Reproduce all of the data below without alteration; exclude every picture.

*** Block opens ***

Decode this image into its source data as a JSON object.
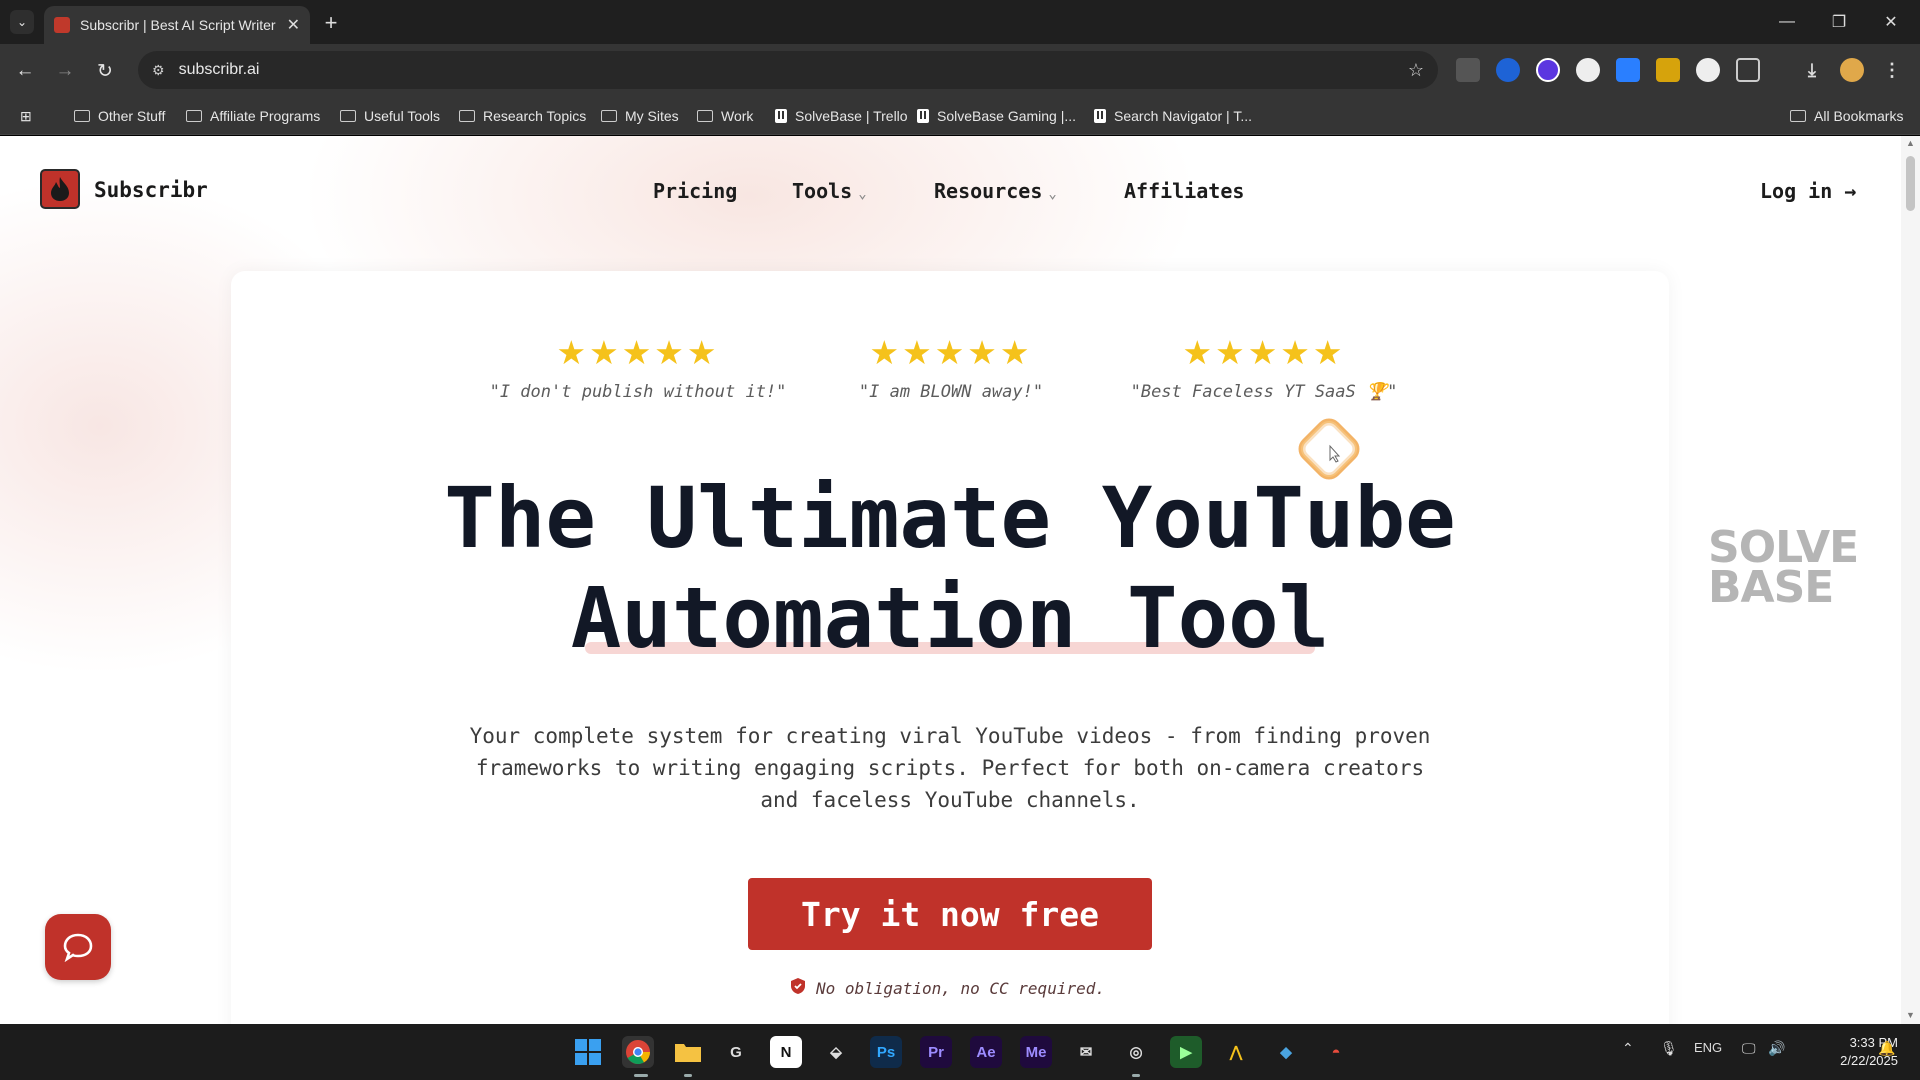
{
  "browser": {
    "tab_title": "Subscribr | Best AI Script Writer",
    "url": "subscribr.ai",
    "bookmarks": [
      {
        "label": "Other Stuff",
        "kind": "folder"
      },
      {
        "label": "Affiliate Programs",
        "kind": "folder"
      },
      {
        "label": "Useful Tools",
        "kind": "folder"
      },
      {
        "label": "Research Topics",
        "kind": "folder"
      },
      {
        "label": "My Sites",
        "kind": "folder"
      },
      {
        "label": "Work",
        "kind": "folder"
      },
      {
        "label": "SolveBase | Trello",
        "kind": "trello"
      },
      {
        "label": "SolveBase Gaming |...",
        "kind": "trello"
      },
      {
        "label": "Search Navigator | T...",
        "kind": "trello"
      }
    ],
    "all_bookmarks_label": "All Bookmarks"
  },
  "site": {
    "brand": "Subscribr",
    "nav": {
      "pricing": "Pricing",
      "tools": "Tools",
      "resources": "Resources",
      "affiliates": "Affiliates",
      "login": "Log in →"
    },
    "reviews": [
      {
        "stars": "★★★★★",
        "rating": 5,
        "quote": "\"I don't publish without it!\""
      },
      {
        "stars": "★★★★★",
        "rating": 5,
        "quote": "\"I am BLOWN away!\""
      },
      {
        "stars": "★★★★★",
        "rating": 5,
        "quote": "\"Best Faceless YT SaaS 🏆\""
      }
    ],
    "headline_line1": "The Ultimate YouTube",
    "headline_line2": "Automation Tool",
    "subtext": "Your complete system for creating viral YouTube videos - from finding proven frameworks to writing engaging scripts. Perfect for both on-camera creators and faceless YouTube channels.",
    "cta_label": "Try it now free",
    "cta_note": "No obligation, no CC required.",
    "accent_color": "#c0322a",
    "star_color": "#f5c21b"
  },
  "watermark": {
    "line1": "SOLVE",
    "line2": "BASE"
  },
  "taskbar": {
    "apps": [
      "Ps",
      "Pr",
      "Ae",
      "Me"
    ],
    "lang": "ENG",
    "time": "3:33 PM",
    "date": "2/22/2025"
  }
}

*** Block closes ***

* ANSWER SPACE:
Decode this image into its source data as a JSON object.
{
  "browser": {
    "tab_title": "Subscribr | Best AI Script Writer",
    "url": "subscribr.ai",
    "bookmarks": [
      {
        "label": "Other Stuff",
        "kind": "folder"
      },
      {
        "label": "Affiliate Programs",
        "kind": "folder"
      },
      {
        "label": "Useful Tools",
        "kind": "folder"
      },
      {
        "label": "Research Topics",
        "kind": "folder"
      },
      {
        "label": "My Sites",
        "kind": "folder"
      },
      {
        "label": "Work",
        "kind": "folder"
      },
      {
        "label": "SolveBase | Trello",
        "kind": "trello"
      },
      {
        "label": "SolveBase Gaming |...",
        "kind": "trello"
      },
      {
        "label": "Search Navigator | T...",
        "kind": "trello"
      }
    ],
    "all_bookmarks_label": "All Bookmarks"
  },
  "site": {
    "brand": "Subscribr",
    "nav": {
      "pricing": "Pricing",
      "tools": "Tools",
      "resources": "Resources",
      "affiliates": "Affiliates",
      "login": "Log in →"
    },
    "reviews": [
      {
        "stars": "★★★★★",
        "rating": 5,
        "quote": "\"I don't publish without it!\""
      },
      {
        "stars": "★★★★★",
        "rating": 5,
        "quote": "\"I am BLOWN away!\""
      },
      {
        "stars": "★★★★★",
        "rating": 5,
        "quote": "\"Best Faceless YT SaaS 🏆\""
      }
    ],
    "headline_line1": "The Ultimate YouTube",
    "headline_line2": "Automation Tool",
    "subtext": "Your complete system for creating viral YouTube videos - from finding proven frameworks to writing engaging scripts. Perfect for both on-camera creators and faceless YouTube channels.",
    "cta_label": "Try it now free",
    "cta_note": "No obligation, no CC required.",
    "accent_color": "#c0322a",
    "star_color": "#f5c21b"
  },
  "watermark": {
    "line1": "SOLVE",
    "line2": "BASE"
  },
  "taskbar": {
    "apps": [
      "Ps",
      "Pr",
      "Ae",
      "Me"
    ],
    "lang": "ENG",
    "time": "3:33 PM",
    "date": "2/22/2025"
  }
}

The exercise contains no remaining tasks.